By Dominique Jando
Reggie Armor (1929-2010) was one of the great flyers of the 1960s and 1970s, a triple somersaulter at a time when only a few flying trapeze artists were able to master the triple somersault from the fly-bar to the catcher. He later created an aerial thrill act, which he performed until his retirement in 1978, due to an accident during a show.
Reginald C. Armor was born October 25, 1929 in Los Angeles, California, to a family that had no connection with the circus world. In his teens, young Reggie learned acrobatics on the famous "Muscle Beach" at Santa Monica, California and decided to make a living as an acrobat. He first joined the Dewayne Troupe, with which he worked in both a teeterboard act and a risley act, and then participated in a few other acrobatic acts.
But Armor had an ambition: to become a flyer, like his role model, the great triple-somersaulter Fay Alexander.

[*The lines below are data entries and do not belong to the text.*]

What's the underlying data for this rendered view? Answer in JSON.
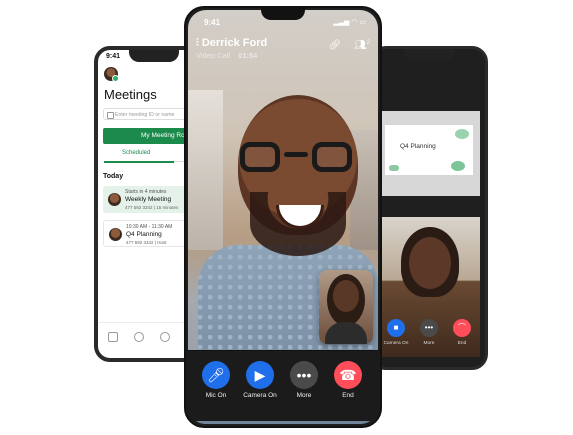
{
  "left_phone": {
    "status_time": "9:41",
    "title": "Meetings",
    "search_placeholder": "Enter meeting ID or name",
    "my_meeting_room_label": "My Meeting Ro...",
    "tab_scheduled": "Scheduled",
    "section_today": "Today",
    "cards": [
      {
        "line1": "Starts in 4 minutes",
        "title": "Weekly Meeting",
        "line3": "477 592 3342  |  15 minutes"
      },
      {
        "line1": "10:30 AM - 11:30 AM",
        "title": "Q4 Planning",
        "line3": "477 592 3342  |  Host"
      }
    ]
  },
  "main_phone": {
    "status_time": "9:41",
    "caller_name": "Derrick Ford",
    "call_type": "Video Call",
    "call_time": "01:54",
    "participants_count": "2",
    "controls": [
      {
        "label": "Mic On",
        "color": "#1f6feb",
        "icon": "mic-icon"
      },
      {
        "label": "Camera On",
        "color": "#1f6feb",
        "icon": "camera-icon"
      },
      {
        "label": "More",
        "color": "#4a4a4a",
        "icon": "more-icon"
      },
      {
        "label": "End",
        "color": "#ff4d5a",
        "icon": "end-call-icon"
      }
    ]
  },
  "right_phone": {
    "shared_slide_title": "Q4 Planning",
    "controls": [
      {
        "label": "Camera On",
        "color": "#1f6feb",
        "icon": "camera-icon"
      },
      {
        "label": "More",
        "color": "#4a4a4a",
        "icon": "more-icon"
      },
      {
        "label": "End",
        "color": "#ff4d5a",
        "icon": "end-call-icon"
      }
    ]
  }
}
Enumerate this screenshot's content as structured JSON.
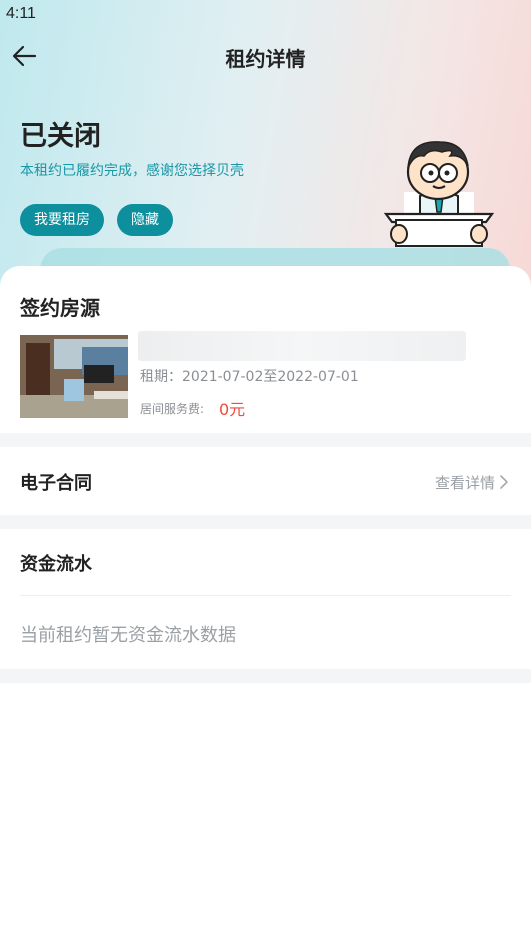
{
  "status_bar": {
    "time": "4:11"
  },
  "header": {
    "title": "租约详情",
    "back_icon": "arrow-left-icon"
  },
  "status": {
    "title": "已关闭",
    "description": "本租约已履约完成，感谢您选择贝壳",
    "buttons": [
      "我要租房",
      "隐藏"
    ]
  },
  "property": {
    "section_title": "签约房源",
    "lease_term": "租期：2021-07-02至2022-07-01",
    "service_fee_label": "居间服务费:",
    "service_fee_value": "0元"
  },
  "contract": {
    "title": "电子合同",
    "link_label": "查看详情"
  },
  "cashflow": {
    "title": "资金流水",
    "empty_text": "当前租约暂无资金流水数据"
  },
  "colors": {
    "accent": "#0e8f9e",
    "fee": "#f04a3a",
    "muted": "#9aa0a6"
  }
}
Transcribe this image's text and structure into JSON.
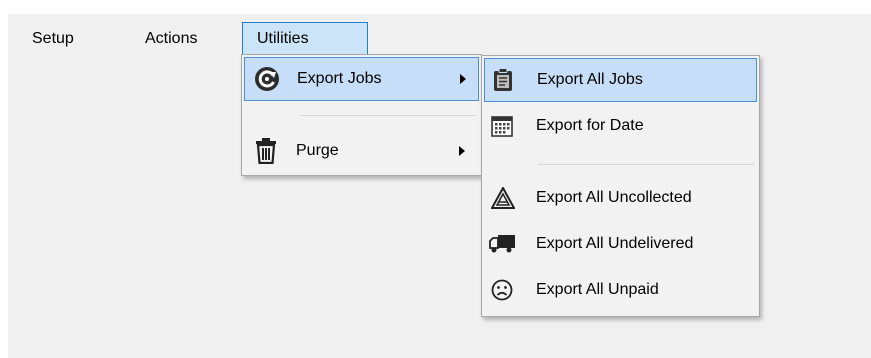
{
  "menubar": {
    "items": [
      {
        "label": "Setup"
      },
      {
        "label": "Actions"
      },
      {
        "label": "Utilities"
      }
    ]
  },
  "utilities_menu": {
    "items": [
      {
        "label": "Export Jobs",
        "icon": "refresh-icon"
      },
      {
        "label": "Purge",
        "icon": "trash-icon"
      }
    ]
  },
  "export_jobs_menu": {
    "items": [
      {
        "label": "Export All Jobs",
        "icon": "clipboard-icon"
      },
      {
        "label": "Export for Date",
        "icon": "calendar-icon"
      },
      {
        "label": "Export All Uncollected",
        "icon": "warning-triangle-icon"
      },
      {
        "label": "Export All Undelivered",
        "icon": "truck-icon"
      },
      {
        "label": "Export All Unpaid",
        "icon": "sad-face-icon"
      }
    ]
  },
  "colors": {
    "highlight": "#c6def7",
    "highlight_border": "#4a8fd8",
    "menubar_active": "#cce4f7"
  }
}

Reggie eventually made his debut on the flying trapeze in 1954, as age twenty-five—which was rather late—and teamed up with Muscle Beach fellow alumnus Bob Yerkes in an act that became known as the Flying Artons.

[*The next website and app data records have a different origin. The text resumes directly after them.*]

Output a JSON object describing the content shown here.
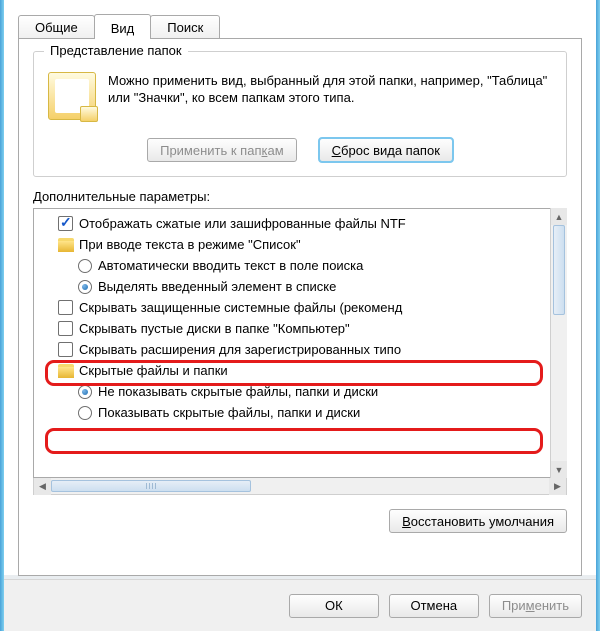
{
  "tabs": {
    "general": "Общие",
    "view": "Вид",
    "search": "Поиск"
  },
  "group": {
    "legend": "Представление папок",
    "text": "Можно применить вид, выбранный для этой папки, например, \"Таблица\" или \"Значки\", ко всем папкам этого типа.",
    "apply_btn_prefix": "Применить к пап",
    "apply_btn_u": "к",
    "apply_btn_suffix": "ам",
    "reset_btn_u": "С",
    "reset_btn_suffix": "брос вида папок"
  },
  "adv_label": "Дополнительные параметры:",
  "tree": {
    "ntfs_colors": {
      "label": "Отображать сжатые или зашифрованные файлы NTF"
    },
    "list_input": {
      "label": "При вводе текста в режиме \"Список\""
    },
    "auto_search": {
      "label": "Автоматически вводить текст в поле поиска"
    },
    "select_typed": {
      "label": "Выделять введенный элемент в списке"
    },
    "hide_protected": {
      "label": "Скрывать защищенные системные файлы (рекоменд"
    },
    "hide_empty": {
      "label": "Скрывать пустые диски в папке \"Компьютер\""
    },
    "hide_ext": {
      "label": "Скрывать расширения для зарегистрированных типо"
    },
    "hidden_group": {
      "label": "Скрытые файлы и папки"
    },
    "dont_show": {
      "label": "Не показывать скрытые файлы, папки и диски"
    },
    "show_hidden": {
      "label": "Показывать скрытые файлы, папки и диски"
    }
  },
  "restore_btn_u": "В",
  "restore_btn_suffix": "осстановить умолчания",
  "buttons": {
    "ok": "ОК",
    "cancel": "Отмена",
    "apply_prefix": "При",
    "apply_u": "м",
    "apply_suffix": "енить"
  }
}
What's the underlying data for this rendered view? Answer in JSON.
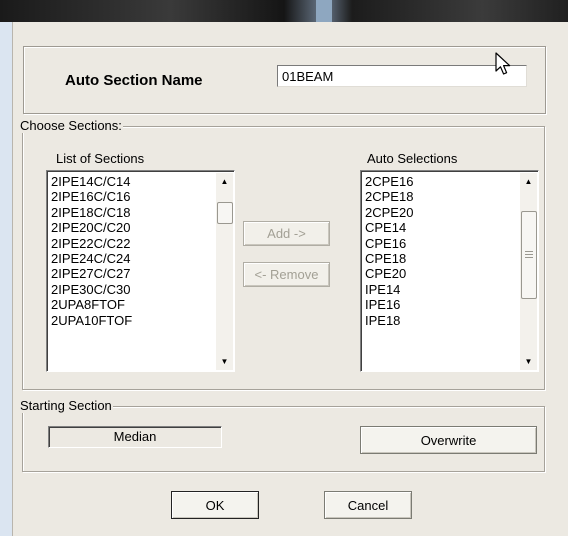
{
  "name_row": {
    "label": "Auto Section Name",
    "value": "01BEAM"
  },
  "choose_sections": {
    "title": "Choose Sections:",
    "list_of_sections": {
      "caption": "List of Sections",
      "items": [
        "2IPE14C/C14",
        "2IPE16C/C16",
        "2IPE18C/C18",
        "2IPE20C/C20",
        "2IPE22C/C22",
        "2IPE24C/C24",
        "2IPE27C/C27",
        "2IPE30C/C30",
        "2UPA8FTOF",
        "2UPA10FTOF"
      ]
    },
    "add_label": "Add ->",
    "remove_label": "<- Remove",
    "auto_selections": {
      "caption": "Auto Selections",
      "items": [
        "2CPE16",
        "2CPE18",
        "2CPE20",
        "CPE14",
        "CPE16",
        "CPE18",
        "CPE20",
        "IPE14",
        "IPE16",
        "IPE18"
      ]
    }
  },
  "starting_section": {
    "title": "Starting Section",
    "value": "Median",
    "overwrite_label": "Overwrite"
  },
  "footer": {
    "ok_label": "OK",
    "cancel_label": "Cancel"
  },
  "icons": {
    "scroll_up": "▲",
    "scroll_down": "▼"
  },
  "colors": {
    "dialog_bg": "#ece9e2",
    "titlebar": "#1a1a1a"
  }
}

The act was composed of Bob Yerkes, who was the catcher, his wife, Dorothy, and Reggie and his wife, Bonnie, née Cristiani—a member of the famous Italian family of equestrians, whom he had met on Muscle Beach in the early 1950s. Between circus contracts, Bob and Reggie performed movie stunts in Hollywood; Reggie appeared notably in Michael Todd’s award-winning movie, Around The World In Eighty Days (1956).Alfredo Codona, and he and his partners were featured in all major American circuses, and on television on ABC’s Hollywood Palace in 1956.
The Flying Armors

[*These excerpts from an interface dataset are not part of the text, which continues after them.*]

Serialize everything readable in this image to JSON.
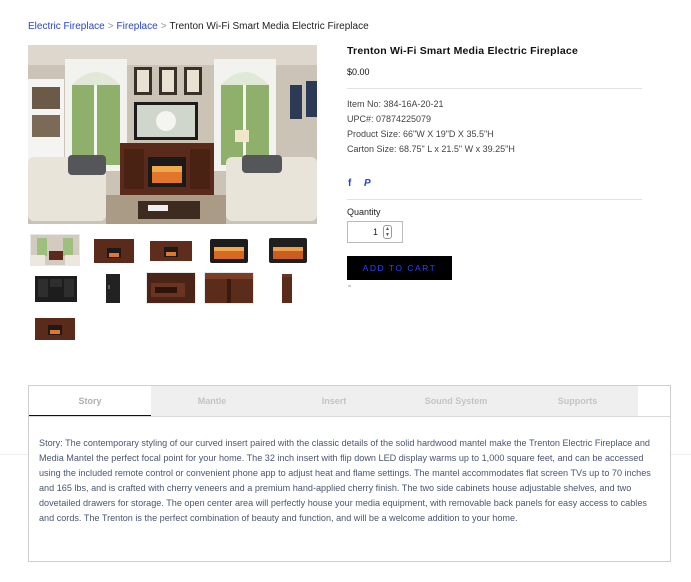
{
  "breadcrumb": {
    "items": [
      "Electric Fireplace",
      "Fireplace"
    ],
    "separator": ">",
    "current": "Trenton Wi-Fi Smart Media Electric Fireplace"
  },
  "product": {
    "title": "Trenton Wi-Fi Smart Media Electric Fireplace",
    "price": "$0.00",
    "specs": [
      "Item No: 384-16A-20-21",
      "UPC#: 07874225079",
      "Product Size: 66\"W X 19\"D X 35.5\"H",
      "Carton Size: 68.75\" L x 21.5\" W x 39.25\"H"
    ],
    "share": {
      "facebook": "f",
      "pinterest": "P"
    },
    "quantity_label": "Quantity",
    "quantity_value": "1",
    "add_to_cart": "ADD TO CART"
  },
  "gallery": {
    "main_image": "living-room-fireplace-photo",
    "thumbnails": [
      "room-scene",
      "fireplace-front",
      "fireplace-angle",
      "insert-front",
      "insert-angle",
      "media-back-panel",
      "side-view",
      "drawer-detail",
      "corner-detail",
      "side-profile",
      "fireplace-small"
    ]
  },
  "tabs": {
    "labels": [
      "Story",
      "Mantle",
      "Insert",
      "Sound System",
      "Supports"
    ],
    "active": "Story",
    "story_text": "Story: The contemporary styling of our curved insert paired with the classic details of the solid hardwood mantel make the Trenton Electric Fireplace and Media Mantel the perfect focal point for your home. The 32 inch insert with flip down LED display warms up to 1,000 square feet, and can be accessed using the included remote control or convenient phone app to adjust heat and flame settings. The mantel accommodates flat screen TVs up to 70 inches and 165 lbs, and is crafted with cherry veneers and a premium hand-applied cherry finish. The two side cabinets house adjustable shelves, and two dovetailed drawers for storage. The open center area will perfectly house your media equipment, with removable back panels for easy access to cables and cords. The Trenton is the perfect combination of beauty and function, and will be a welcome addition to your home."
  },
  "colors": {
    "link": "#2a44c9",
    "button_bg": "#000000",
    "button_text": "#2a44ff",
    "wood": "#5a2a1a"
  }
}
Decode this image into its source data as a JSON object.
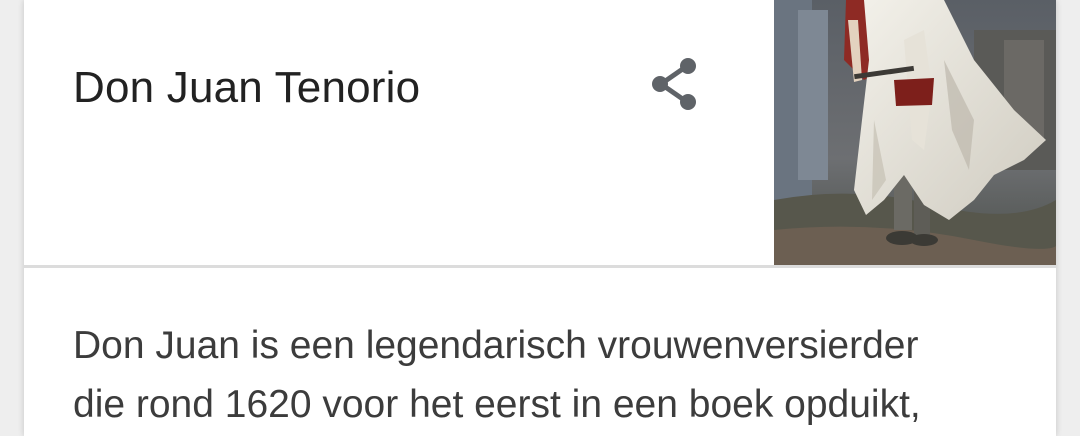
{
  "card": {
    "title": "Don Juan Tenorio",
    "share_icon": "share-icon",
    "image_alt": "painting",
    "description_lines": [
      "Don Juan is een legendarisch vrouwenversierder",
      "die rond 1620 voor het eerst in een boek opduikt,"
    ]
  },
  "colors": {
    "title": "#222222",
    "body_text": "#3c3c3c",
    "icon": "#5f6368",
    "divider": "#dcdcdc"
  }
}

After a long association, Bob Yerkes and Reggie Armor eventually parted ways, and Reggie continued with his own act, the Flying Armors, which included his daughter, SaSa Armor. The Flying Armors appeared in England, on Thames Television’s Live From The Hippodrome (1966), and are one of the acts featured in Gilbert Gates’s circus documentary, Rings Around The World (released in 1966).
When Reggie retired from flying, he and his wife created an aerial thrill act, with a rotating contraption that included a motorcycle Reggie rode on a small circular wooden platform up in the air. In 1978, while performing outdoors at a church benefit fair, Reggie lost his balance and fell fifty feet to the concrete walkway below. He was severely injured and had to undergo no less than six surgeries that kept him hospitalized for several months.
That was the end of Reggie Armor’s performing career. He continued to work in a circus management capacity and as an event promoter. Reggie and Bonnie eventually retired, and they left Sarasota, Florida, home of many circus families, to settle in Tulsa, Oklahoma. Reggie Armor passed away in Tulsa on May 22, 2010. He was eighty years old. He and Bonnie had two children, SaSa and Reginald III.
- Video: The Flying Armors (c.1965) in Massachusetts.
- Video: The Flying Armors (1966) in Live From The Hippodrome.